- Extracted records:
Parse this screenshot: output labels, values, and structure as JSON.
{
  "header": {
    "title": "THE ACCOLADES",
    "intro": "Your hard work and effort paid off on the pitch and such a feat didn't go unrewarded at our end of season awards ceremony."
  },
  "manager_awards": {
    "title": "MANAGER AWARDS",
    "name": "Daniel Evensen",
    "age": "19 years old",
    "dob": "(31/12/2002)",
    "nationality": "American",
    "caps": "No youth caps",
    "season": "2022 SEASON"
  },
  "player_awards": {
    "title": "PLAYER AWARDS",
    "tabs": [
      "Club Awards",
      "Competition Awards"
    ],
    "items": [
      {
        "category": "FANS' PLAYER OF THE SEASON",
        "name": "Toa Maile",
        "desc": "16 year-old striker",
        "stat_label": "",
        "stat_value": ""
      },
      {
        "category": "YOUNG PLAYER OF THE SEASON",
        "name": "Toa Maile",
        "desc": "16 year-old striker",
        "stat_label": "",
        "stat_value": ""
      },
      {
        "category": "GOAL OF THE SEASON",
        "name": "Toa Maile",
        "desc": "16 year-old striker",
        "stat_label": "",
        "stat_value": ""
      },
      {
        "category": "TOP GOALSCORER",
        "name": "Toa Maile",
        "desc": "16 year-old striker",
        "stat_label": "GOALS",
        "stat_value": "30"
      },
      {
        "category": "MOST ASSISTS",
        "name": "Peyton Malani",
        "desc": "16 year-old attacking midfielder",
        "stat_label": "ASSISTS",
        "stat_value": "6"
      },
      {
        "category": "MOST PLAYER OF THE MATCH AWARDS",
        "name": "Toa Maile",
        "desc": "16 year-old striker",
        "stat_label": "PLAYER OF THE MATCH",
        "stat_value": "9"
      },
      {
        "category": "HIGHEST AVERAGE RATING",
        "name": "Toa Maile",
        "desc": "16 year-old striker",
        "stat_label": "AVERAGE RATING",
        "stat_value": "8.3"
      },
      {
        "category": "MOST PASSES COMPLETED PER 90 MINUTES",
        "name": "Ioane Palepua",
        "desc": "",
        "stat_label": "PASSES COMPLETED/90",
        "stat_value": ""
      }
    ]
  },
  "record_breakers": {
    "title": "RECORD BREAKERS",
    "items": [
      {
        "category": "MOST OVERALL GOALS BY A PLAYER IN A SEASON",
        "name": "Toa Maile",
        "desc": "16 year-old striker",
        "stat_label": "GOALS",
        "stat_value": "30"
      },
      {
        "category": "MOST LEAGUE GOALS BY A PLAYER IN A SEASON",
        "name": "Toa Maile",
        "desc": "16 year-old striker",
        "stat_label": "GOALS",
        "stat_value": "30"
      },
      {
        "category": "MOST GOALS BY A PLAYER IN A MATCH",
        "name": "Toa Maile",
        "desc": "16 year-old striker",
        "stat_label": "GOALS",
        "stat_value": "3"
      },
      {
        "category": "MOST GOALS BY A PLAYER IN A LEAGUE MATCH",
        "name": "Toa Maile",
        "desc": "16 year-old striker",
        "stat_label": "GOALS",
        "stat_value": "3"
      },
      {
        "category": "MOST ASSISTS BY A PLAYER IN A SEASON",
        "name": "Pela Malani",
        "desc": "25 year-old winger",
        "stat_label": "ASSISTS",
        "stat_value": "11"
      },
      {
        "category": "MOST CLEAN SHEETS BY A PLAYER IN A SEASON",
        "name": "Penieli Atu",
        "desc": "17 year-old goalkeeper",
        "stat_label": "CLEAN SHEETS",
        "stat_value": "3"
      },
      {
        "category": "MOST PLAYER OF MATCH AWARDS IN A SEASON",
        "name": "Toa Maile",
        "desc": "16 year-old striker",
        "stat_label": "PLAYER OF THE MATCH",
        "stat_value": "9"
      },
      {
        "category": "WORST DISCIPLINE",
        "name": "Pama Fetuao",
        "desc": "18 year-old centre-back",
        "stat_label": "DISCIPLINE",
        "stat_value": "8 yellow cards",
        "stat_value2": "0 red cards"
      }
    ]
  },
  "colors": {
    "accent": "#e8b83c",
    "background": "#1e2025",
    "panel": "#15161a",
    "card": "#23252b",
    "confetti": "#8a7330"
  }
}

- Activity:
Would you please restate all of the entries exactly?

- Answer to this problem:
Parse this screenshot: output labels, values, and structure as JSON.
{
  "header": {
    "title": "THE ACCOLADES",
    "intro": "Your hard work and effort paid off on the pitch and such a feat didn't go unrewarded at our end of season awards ceremony."
  },
  "manager_awards": {
    "title": "MANAGER AWARDS",
    "name": "Daniel Evensen",
    "age": "19 years old",
    "dob": "(31/12/2002)",
    "nationality": "American",
    "caps": "No youth caps",
    "season": "2022 SEASON"
  },
  "player_awards": {
    "title": "PLAYER AWARDS",
    "tabs": [
      "Club Awards",
      "Competition Awards"
    ],
    "items": [
      {
        "category": "FANS' PLAYER OF THE SEASON",
        "name": "Toa Maile",
        "desc": "16 year-old striker",
        "stat_label": "",
        "stat_value": ""
      },
      {
        "category": "YOUNG PLAYER OF THE SEASON",
        "name": "Toa Maile",
        "desc": "16 year-old striker",
        "stat_label": "",
        "stat_value": ""
      },
      {
        "category": "GOAL OF THE SEASON",
        "name": "Toa Maile",
        "desc": "16 year-old striker",
        "stat_label": "",
        "stat_value": ""
      },
      {
        "category": "TOP GOALSCORER",
        "name": "Toa Maile",
        "desc": "16 year-old striker",
        "stat_label": "GOALS",
        "stat_value": "30"
      },
      {
        "category": "MOST ASSISTS",
        "name": "Peyton Malani",
        "desc": "16 year-old attacking midfielder",
        "stat_label": "ASSISTS",
        "stat_value": "6"
      },
      {
        "category": "MOST PLAYER OF THE MATCH AWARDS",
        "name": "Toa Maile",
        "desc": "16 year-old striker",
        "stat_label": "PLAYER OF THE MATCH",
        "stat_value": "9"
      },
      {
        "category": "HIGHEST AVERAGE RATING",
        "name": "Toa Maile",
        "desc": "16 year-old striker",
        "stat_label": "AVERAGE RATING",
        "stat_value": "8.3"
      },
      {
        "category": "MOST PASSES COMPLETED PER 90 MINUTES",
        "name": "Ioane Palepua",
        "desc": "",
        "stat_label": "PASSES COMPLETED/90",
        "stat_value": ""
      }
    ]
  },
  "record_breakers": {
    "title": "RECORD BREAKERS",
    "items": [
      {
        "category": "MOST OVERALL GOALS BY A PLAYER IN A SEASON",
        "name": "Toa Maile",
        "desc": "16 year-old striker",
        "stat_label": "GOALS",
        "stat_value": "30"
      },
      {
        "category": "MOST LEAGUE GOALS BY A PLAYER IN A SEASON",
        "name": "Toa Maile",
        "desc": "16 year-old striker",
        "stat_label": "GOALS",
        "stat_value": "30"
      },
      {
        "category": "MOST GOALS BY A PLAYER IN A MATCH",
        "name": "Toa Maile",
        "desc": "16 year-old striker",
        "stat_label": "GOALS",
        "stat_value": "3"
      },
      {
        "category": "MOST GOALS BY A PLAYER IN A LEAGUE MATCH",
        "name": "Toa Maile",
        "desc": "16 year-old striker",
        "stat_label": "GOALS",
        "stat_value": "3"
      },
      {
        "category": "MOST ASSISTS BY A PLAYER IN A SEASON",
        "name": "Pela Malani",
        "desc": "25 year-old winger",
        "stat_label": "ASSISTS",
        "stat_value": "11"
      },
      {
        "category": "MOST CLEAN SHEETS BY A PLAYER IN A SEASON",
        "name": "Penieli Atu",
        "desc": "17 year-old goalkeeper",
        "stat_label": "CLEAN SHEETS",
        "stat_value": "3"
      },
      {
        "category": "MOST PLAYER OF MATCH AWARDS IN A SEASON",
        "name": "Toa Maile",
        "desc": "16 year-old striker",
        "stat_label": "PLAYER OF THE MATCH",
        "stat_value": "9"
      },
      {
        "category": "WORST DISCIPLINE",
        "name": "Pama Fetuao",
        "desc": "18 year-old centre-back",
        "stat_label": "DISCIPLINE",
        "stat_value": "8 yellow cards",
        "stat_value2": "0 red cards"
      }
    ]
  },
  "colors": {
    "accent": "#e8b83c",
    "background": "#1e2025",
    "panel": "#15161a",
    "card": "#23252b",
    "confetti": "#8a7330"
  }
}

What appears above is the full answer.